• **The data**:
· · · · ·

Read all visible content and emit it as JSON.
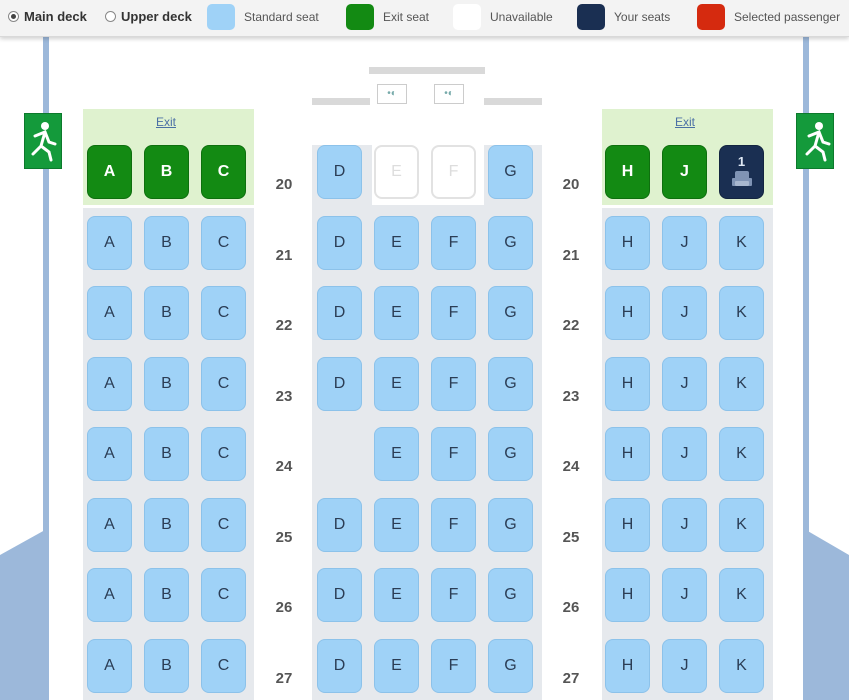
{
  "legend": {
    "decks": [
      {
        "label": "Main deck",
        "selected": true
      },
      {
        "label": "Upper deck",
        "selected": false
      }
    ],
    "items": [
      {
        "key": "standard",
        "label": "Standard seat",
        "color": "#9fd2f7"
      },
      {
        "key": "exit",
        "label": "Exit seat",
        "color": "#138a13"
      },
      {
        "key": "unavailable",
        "label": "Unavailable",
        "color": "#ffffff"
      },
      {
        "key": "your",
        "label": "Your seats",
        "color": "#1a2f52"
      },
      {
        "key": "selected",
        "label": "Selected passenger",
        "color": "#d52a0f"
      }
    ]
  },
  "cabin": {
    "exit_label": "Exit",
    "rows": [
      {
        "number": "20",
        "left": [
          {
            "letter": "A",
            "type": "exit"
          },
          {
            "letter": "B",
            "type": "exit"
          },
          {
            "letter": "C",
            "type": "exit"
          }
        ],
        "middle": [
          {
            "letter": "D",
            "type": "standard"
          },
          {
            "letter": "E",
            "type": "unavailable"
          },
          {
            "letter": "F",
            "type": "unavailable"
          },
          {
            "letter": "G",
            "type": "standard"
          }
        ],
        "right": [
          {
            "letter": "H",
            "type": "exit"
          },
          {
            "letter": "J",
            "type": "exit"
          },
          {
            "letter": "K",
            "type": "your",
            "passenger": "1"
          }
        ]
      },
      {
        "number": "21",
        "left": [
          {
            "letter": "A",
            "type": "standard"
          },
          {
            "letter": "B",
            "type": "standard"
          },
          {
            "letter": "C",
            "type": "standard"
          }
        ],
        "middle": [
          {
            "letter": "D",
            "type": "standard"
          },
          {
            "letter": "E",
            "type": "standard"
          },
          {
            "letter": "F",
            "type": "standard"
          },
          {
            "letter": "G",
            "type": "standard"
          }
        ],
        "right": [
          {
            "letter": "H",
            "type": "standard"
          },
          {
            "letter": "J",
            "type": "standard"
          },
          {
            "letter": "K",
            "type": "standard"
          }
        ]
      },
      {
        "number": "22",
        "left": [
          {
            "letter": "A",
            "type": "standard"
          },
          {
            "letter": "B",
            "type": "standard"
          },
          {
            "letter": "C",
            "type": "standard"
          }
        ],
        "middle": [
          {
            "letter": "D",
            "type": "standard"
          },
          {
            "letter": "E",
            "type": "standard"
          },
          {
            "letter": "F",
            "type": "standard"
          },
          {
            "letter": "G",
            "type": "standard"
          }
        ],
        "right": [
          {
            "letter": "H",
            "type": "standard"
          },
          {
            "letter": "J",
            "type": "standard"
          },
          {
            "letter": "K",
            "type": "standard"
          }
        ]
      },
      {
        "number": "23",
        "left": [
          {
            "letter": "A",
            "type": "standard"
          },
          {
            "letter": "B",
            "type": "standard"
          },
          {
            "letter": "C",
            "type": "standard"
          }
        ],
        "middle": [
          {
            "letter": "D",
            "type": "standard"
          },
          {
            "letter": "E",
            "type": "standard"
          },
          {
            "letter": "F",
            "type": "standard"
          },
          {
            "letter": "G",
            "type": "standard"
          }
        ],
        "right": [
          {
            "letter": "H",
            "type": "standard"
          },
          {
            "letter": "J",
            "type": "standard"
          },
          {
            "letter": "K",
            "type": "standard"
          }
        ]
      },
      {
        "number": "24",
        "left": [
          {
            "letter": "A",
            "type": "standard"
          },
          {
            "letter": "B",
            "type": "standard"
          },
          {
            "letter": "C",
            "type": "standard"
          }
        ],
        "middle": [
          null,
          {
            "letter": "E",
            "type": "standard"
          },
          {
            "letter": "F",
            "type": "standard"
          },
          {
            "letter": "G",
            "type": "standard"
          }
        ],
        "right": [
          {
            "letter": "H",
            "type": "standard"
          },
          {
            "letter": "J",
            "type": "standard"
          },
          {
            "letter": "K",
            "type": "standard"
          }
        ]
      },
      {
        "number": "25",
        "left": [
          {
            "letter": "A",
            "type": "standard"
          },
          {
            "letter": "B",
            "type": "standard"
          },
          {
            "letter": "C",
            "type": "standard"
          }
        ],
        "middle": [
          {
            "letter": "D",
            "type": "standard"
          },
          {
            "letter": "E",
            "type": "standard"
          },
          {
            "letter": "F",
            "type": "standard"
          },
          {
            "letter": "G",
            "type": "standard"
          }
        ],
        "right": [
          {
            "letter": "H",
            "type": "standard"
          },
          {
            "letter": "J",
            "type": "standard"
          },
          {
            "letter": "K",
            "type": "standard"
          }
        ]
      },
      {
        "number": "26",
        "left": [
          {
            "letter": "A",
            "type": "standard"
          },
          {
            "letter": "B",
            "type": "standard"
          },
          {
            "letter": "C",
            "type": "standard"
          }
        ],
        "middle": [
          {
            "letter": "D",
            "type": "standard"
          },
          {
            "letter": "E",
            "type": "standard"
          },
          {
            "letter": "F",
            "type": "standard"
          },
          {
            "letter": "G",
            "type": "standard"
          }
        ],
        "right": [
          {
            "letter": "H",
            "type": "standard"
          },
          {
            "letter": "J",
            "type": "standard"
          },
          {
            "letter": "K",
            "type": "standard"
          }
        ]
      },
      {
        "number": "27",
        "left": [
          {
            "letter": "A",
            "type": "standard"
          },
          {
            "letter": "B",
            "type": "standard"
          },
          {
            "letter": "C",
            "type": "standard"
          }
        ],
        "middle": [
          {
            "letter": "D",
            "type": "standard"
          },
          {
            "letter": "E",
            "type": "standard"
          },
          {
            "letter": "F",
            "type": "standard"
          },
          {
            "letter": "G",
            "type": "standard"
          }
        ],
        "right": [
          {
            "letter": "H",
            "type": "standard"
          },
          {
            "letter": "J",
            "type": "standard"
          },
          {
            "letter": "K",
            "type": "standard"
          }
        ]
      }
    ]
  }
}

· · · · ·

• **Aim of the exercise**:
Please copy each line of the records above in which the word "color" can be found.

• **Exercise answer**:
        "color": "#9fd2f7"
        "color": "#138a13"
        "color": "#ffffff"
        "color": "#1a2f52"
        "color": "#d52a0f"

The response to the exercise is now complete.